For anyone unfamiliar with Superweek, it’s 5 days of analytics talks and is quite a lot like going to summer camp as a child with:
- Less sun and grass, more fog and snow
- Fewer hyperactive children, more hyperactive data analysts
- Less ice cream, more fried Hungarian potato pancakes with sour cream and chives
- Fewer sporting activities, more GTM activities
- And fewer small bonfires and more big bonfires
I will aim to cover what I took away as the themes of the week seen through the lens of a Snowplow user.
Although there were a series of talks about privacy and ethics, touching on the enforceability of GDPR in the courts and the fine line between influencing and manipulating users (my favorite talk of the week was by Stephane Hamel on this topic), the most interesting themes of the week to me were machine learning and data strategy.
There was a lot of debate about where we are in the hype cycle for machine learning (ML), the value of ML, and rise of automated ML.
While the talks themselves were very engaging, it was the volume of ML and autoML related talks that interested me. If industry experts are speaking about it at length, it means data teams’ appetite for ML driven insights, whether generated by data scientists or autoML powered analysts, is still growing.
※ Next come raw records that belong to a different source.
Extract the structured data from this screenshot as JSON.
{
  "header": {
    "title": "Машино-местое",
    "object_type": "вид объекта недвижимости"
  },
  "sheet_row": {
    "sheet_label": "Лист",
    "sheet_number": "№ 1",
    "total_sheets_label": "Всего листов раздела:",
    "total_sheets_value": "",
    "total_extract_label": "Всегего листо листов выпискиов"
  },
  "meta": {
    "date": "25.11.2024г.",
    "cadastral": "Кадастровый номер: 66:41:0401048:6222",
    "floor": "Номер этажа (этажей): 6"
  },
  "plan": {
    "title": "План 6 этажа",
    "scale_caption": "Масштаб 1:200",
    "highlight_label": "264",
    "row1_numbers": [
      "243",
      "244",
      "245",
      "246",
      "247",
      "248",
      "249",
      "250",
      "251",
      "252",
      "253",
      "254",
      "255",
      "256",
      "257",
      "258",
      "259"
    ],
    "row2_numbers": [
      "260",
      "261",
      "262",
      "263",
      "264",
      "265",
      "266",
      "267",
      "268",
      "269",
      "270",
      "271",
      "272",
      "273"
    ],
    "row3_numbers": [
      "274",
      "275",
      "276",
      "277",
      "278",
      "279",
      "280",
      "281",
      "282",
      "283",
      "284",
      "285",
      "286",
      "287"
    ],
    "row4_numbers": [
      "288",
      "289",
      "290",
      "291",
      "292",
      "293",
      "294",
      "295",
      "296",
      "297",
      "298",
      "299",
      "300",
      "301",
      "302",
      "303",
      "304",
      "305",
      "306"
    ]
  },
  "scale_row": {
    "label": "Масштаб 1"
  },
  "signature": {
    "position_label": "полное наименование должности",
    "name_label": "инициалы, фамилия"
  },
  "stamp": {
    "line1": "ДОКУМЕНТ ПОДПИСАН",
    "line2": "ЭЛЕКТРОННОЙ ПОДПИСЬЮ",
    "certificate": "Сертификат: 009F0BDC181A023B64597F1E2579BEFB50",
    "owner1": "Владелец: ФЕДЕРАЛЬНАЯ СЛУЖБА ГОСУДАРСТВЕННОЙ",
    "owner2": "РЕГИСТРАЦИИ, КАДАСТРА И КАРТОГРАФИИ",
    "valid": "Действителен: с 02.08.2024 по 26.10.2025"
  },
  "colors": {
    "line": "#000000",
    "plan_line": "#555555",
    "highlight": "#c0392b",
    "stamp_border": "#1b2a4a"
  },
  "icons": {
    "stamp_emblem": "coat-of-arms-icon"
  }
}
A major problem for companies with building out ML capabilities is that data scientists are an expensive resource and the majority of their time is spent on cleaning data they are given- this problem applies if using autoML too. Snowplow tackles the root problem as we focus on getting data collection right:
- Snowplow data is validated against a set of rules defined by you, only events that pass validation are loaded to the data warehouse in a highly structured schema
- The data is rich with over 130 out of the box properties captured with each event
- Data from different sources (email, web, iOS, Android, servers) are all in the same format and loaded to the same table
- Full ownership of event level data, no need to work with aggregated data
Whether or not AutoML drives significant change in the industry, fixing the core problems of collecting poor data will help drive insights from data using ML more effectively.
It will be interesting to see what proportion of companies that use ML will take actions off the back of the insights they gain from it. There was a major theme at Superweek on the general lack of action taken from data.
From a range of talks, there seemed to be a few key reasons why data wasn’t being actioned within organizations:
- The data team doesn’t know how to use the tool effectively, the implementation was done by a third party and knowledge transfer was limited
- Even if the analysts and scientists trust the data, senior management who will take actions off the insights do not
- There may not be sufficient motive to action the data
- The communication structures in the organisation are broken so the right data will never be collected or sent to the right person
Simo Ahava covered that last point in his great talk. He spoke about how poor organizational structure and communication between teams can be a blocker in getting data actioned and how the best solution is to work with the team to fix communication channels and bring all the stakeholders to the table where possible.
While this is the best solution as it tackles the core issue, it may not always be doable. Since Snowplow offers a great deal of flexibility in designing a tracking setup with custom events and entities (each with their own custom properties), we have seen our users mimic their company’s communication structures in their tracking design quite successfully. If two internal product teams don’t communicate often, they can set up their own custom events and version them independently while maintaining a set of common entities (such as a user entity) which wouldn’t require as much evolution. This works well as an interim solution, but as mentioned, nothing can beat fixing the communication structures themselves.
It was great to hear Snowplow being mentioned in talks by Simo Ahava, Charles Farina, Kristoffer Ewald and Damion Brown. It would be interesting to hear how Snowplow users find the tool in regards to the three key themes raised at Superweek of privacy, machine learning, and the actionability of data. For the right organization it can certainly bring some benefits in all three areas so if you want to learn more please don’t hesitate to contact us!